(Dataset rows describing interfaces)

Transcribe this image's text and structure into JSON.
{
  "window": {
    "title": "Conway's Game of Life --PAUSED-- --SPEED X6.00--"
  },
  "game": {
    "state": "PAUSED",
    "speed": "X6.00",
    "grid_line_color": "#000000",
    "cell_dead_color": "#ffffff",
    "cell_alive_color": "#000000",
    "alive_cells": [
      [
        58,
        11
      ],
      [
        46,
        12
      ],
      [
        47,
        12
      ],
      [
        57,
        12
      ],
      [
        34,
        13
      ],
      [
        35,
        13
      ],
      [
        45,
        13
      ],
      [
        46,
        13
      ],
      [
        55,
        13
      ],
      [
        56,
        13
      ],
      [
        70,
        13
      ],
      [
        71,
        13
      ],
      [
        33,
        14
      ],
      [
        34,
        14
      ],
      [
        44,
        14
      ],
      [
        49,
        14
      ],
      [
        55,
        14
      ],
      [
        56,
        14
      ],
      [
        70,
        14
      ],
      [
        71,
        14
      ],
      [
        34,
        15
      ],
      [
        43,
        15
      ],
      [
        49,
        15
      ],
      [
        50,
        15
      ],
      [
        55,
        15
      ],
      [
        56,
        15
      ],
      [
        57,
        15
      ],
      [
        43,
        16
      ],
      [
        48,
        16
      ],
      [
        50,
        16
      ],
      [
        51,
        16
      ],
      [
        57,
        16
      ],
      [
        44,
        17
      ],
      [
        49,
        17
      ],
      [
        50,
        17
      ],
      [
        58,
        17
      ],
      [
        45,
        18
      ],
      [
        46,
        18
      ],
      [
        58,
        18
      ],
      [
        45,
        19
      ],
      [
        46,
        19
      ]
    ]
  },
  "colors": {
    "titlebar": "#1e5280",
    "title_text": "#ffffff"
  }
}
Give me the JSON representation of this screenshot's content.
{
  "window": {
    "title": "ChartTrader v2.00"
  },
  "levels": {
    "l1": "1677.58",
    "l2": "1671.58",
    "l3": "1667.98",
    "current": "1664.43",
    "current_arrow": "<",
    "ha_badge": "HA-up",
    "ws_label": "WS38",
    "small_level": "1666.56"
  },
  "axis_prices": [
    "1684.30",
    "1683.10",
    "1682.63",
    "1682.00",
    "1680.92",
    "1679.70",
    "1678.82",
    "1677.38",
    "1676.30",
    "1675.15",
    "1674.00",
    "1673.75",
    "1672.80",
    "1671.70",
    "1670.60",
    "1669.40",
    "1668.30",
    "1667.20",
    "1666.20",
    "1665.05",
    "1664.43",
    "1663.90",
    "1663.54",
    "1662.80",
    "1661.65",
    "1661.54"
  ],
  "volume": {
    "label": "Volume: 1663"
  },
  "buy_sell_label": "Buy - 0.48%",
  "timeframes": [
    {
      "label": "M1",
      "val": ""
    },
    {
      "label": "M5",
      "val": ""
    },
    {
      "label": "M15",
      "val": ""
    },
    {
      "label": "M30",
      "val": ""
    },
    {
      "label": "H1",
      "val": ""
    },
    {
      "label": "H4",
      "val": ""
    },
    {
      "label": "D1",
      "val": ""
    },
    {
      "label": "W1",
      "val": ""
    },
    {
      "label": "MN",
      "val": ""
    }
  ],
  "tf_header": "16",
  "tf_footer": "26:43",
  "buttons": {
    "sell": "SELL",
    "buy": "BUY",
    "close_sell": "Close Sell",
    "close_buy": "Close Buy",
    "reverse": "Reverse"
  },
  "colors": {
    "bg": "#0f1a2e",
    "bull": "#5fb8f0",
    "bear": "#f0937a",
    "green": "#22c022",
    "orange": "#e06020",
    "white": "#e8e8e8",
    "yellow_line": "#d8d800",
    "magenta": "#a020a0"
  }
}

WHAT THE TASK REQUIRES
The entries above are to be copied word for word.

OUTPUT
Transcribe this image's text and structure into JSON.
{
  "window": {
    "title": "Conway's Game of Life --PAUSED-- --SPEED X6.00--"
  },
  "game": {
    "state": "PAUSED",
    "speed": "X6.00",
    "grid_line_color": "#000000",
    "cell_dead_color": "#ffffff",
    "cell_alive_color": "#000000",
    "alive_cells": [
      [
        58,
        11
      ],
      [
        46,
        12
      ],
      [
        47,
        12
      ],
      [
        57,
        12
      ],
      [
        34,
        13
      ],
      [
        35,
        13
      ],
      [
        45,
        13
      ],
      [
        46,
        13
      ],
      [
        55,
        13
      ],
      [
        56,
        13
      ],
      [
        70,
        13
      ],
      [
        71,
        13
      ],
      [
        33,
        14
      ],
      [
        34,
        14
      ],
      [
        44,
        14
      ],
      [
        49,
        14
      ],
      [
        55,
        14
      ],
      [
        56,
        14
      ],
      [
        70,
        14
      ],
      [
        71,
        14
      ],
      [
        34,
        15
      ],
      [
        43,
        15
      ],
      [
        49,
        15
      ],
      [
        50,
        15
      ],
      [
        55,
        15
      ],
      [
        56,
        15
      ],
      [
        57,
        15
      ],
      [
        43,
        16
      ],
      [
        48,
        16
      ],
      [
        50,
        16
      ],
      [
        51,
        16
      ],
      [
        57,
        16
      ],
      [
        44,
        17
      ],
      [
        49,
        17
      ],
      [
        50,
        17
      ],
      [
        58,
        17
      ],
      [
        45,
        18
      ],
      [
        46,
        18
      ],
      [
        58,
        18
      ],
      [
        45,
        19
      ],
      [
        46,
        19
      ]
    ]
  },
  "colors": {
    "titlebar": "#1e5280",
    "title_text": "#ffffff"
  }
}
Give me the JSON representation of this screenshot's content.
{
  "window": {
    "title": "ChartTrader v2.00"
  },
  "levels": {
    "l1": "1677.58",
    "l2": "1671.58",
    "l3": "1667.98",
    "current": "1664.43",
    "current_arrow": "<",
    "ha_badge": "HA-up",
    "ws_label": "WS38",
    "small_level": "1666.56"
  },
  "axis_prices": [
    "1684.30",
    "1683.10",
    "1682.63",
    "1682.00",
    "1680.92",
    "1679.70",
    "1678.82",
    "1677.38",
    "1676.30",
    "1675.15",
    "1674.00",
    "1673.75",
    "1672.80",
    "1671.70",
    "1670.60",
    "1669.40",
    "1668.30",
    "1667.20",
    "1666.20",
    "1665.05",
    "1664.43",
    "1663.90",
    "1663.54",
    "1662.80",
    "1661.65",
    "1661.54"
  ],
  "volume": {
    "label": "Volume: 1663"
  },
  "buy_sell_label": "Buy - 0.48%",
  "timeframes": [
    {
      "label": "M1",
      "val": ""
    },
    {
      "label": "M5",
      "val": ""
    },
    {
      "label": "M15",
      "val": ""
    },
    {
      "label": "M30",
      "val": ""
    },
    {
      "label": "H1",
      "val": ""
    },
    {
      "label": "H4",
      "val": ""
    },
    {
      "label": "D1",
      "val": ""
    },
    {
      "label": "W1",
      "val": ""
    },
    {
      "label": "MN",
      "val": ""
    }
  ],
  "tf_header": "16",
  "tf_footer": "26:43",
  "buttons": {
    "sell": "SELL",
    "buy": "BUY",
    "close_sell": "Close Sell",
    "close_buy": "Close Buy",
    "reverse": "Reverse"
  },
  "colors": {
    "bg": "#0f1a2e",
    "bull": "#5fb8f0",
    "bear": "#f0937a",
    "green": "#22c022",
    "orange": "#e06020",
    "white": "#e8e8e8",
    "yellow_line": "#d8d800",
    "magenta": "#a020a0"
  }
}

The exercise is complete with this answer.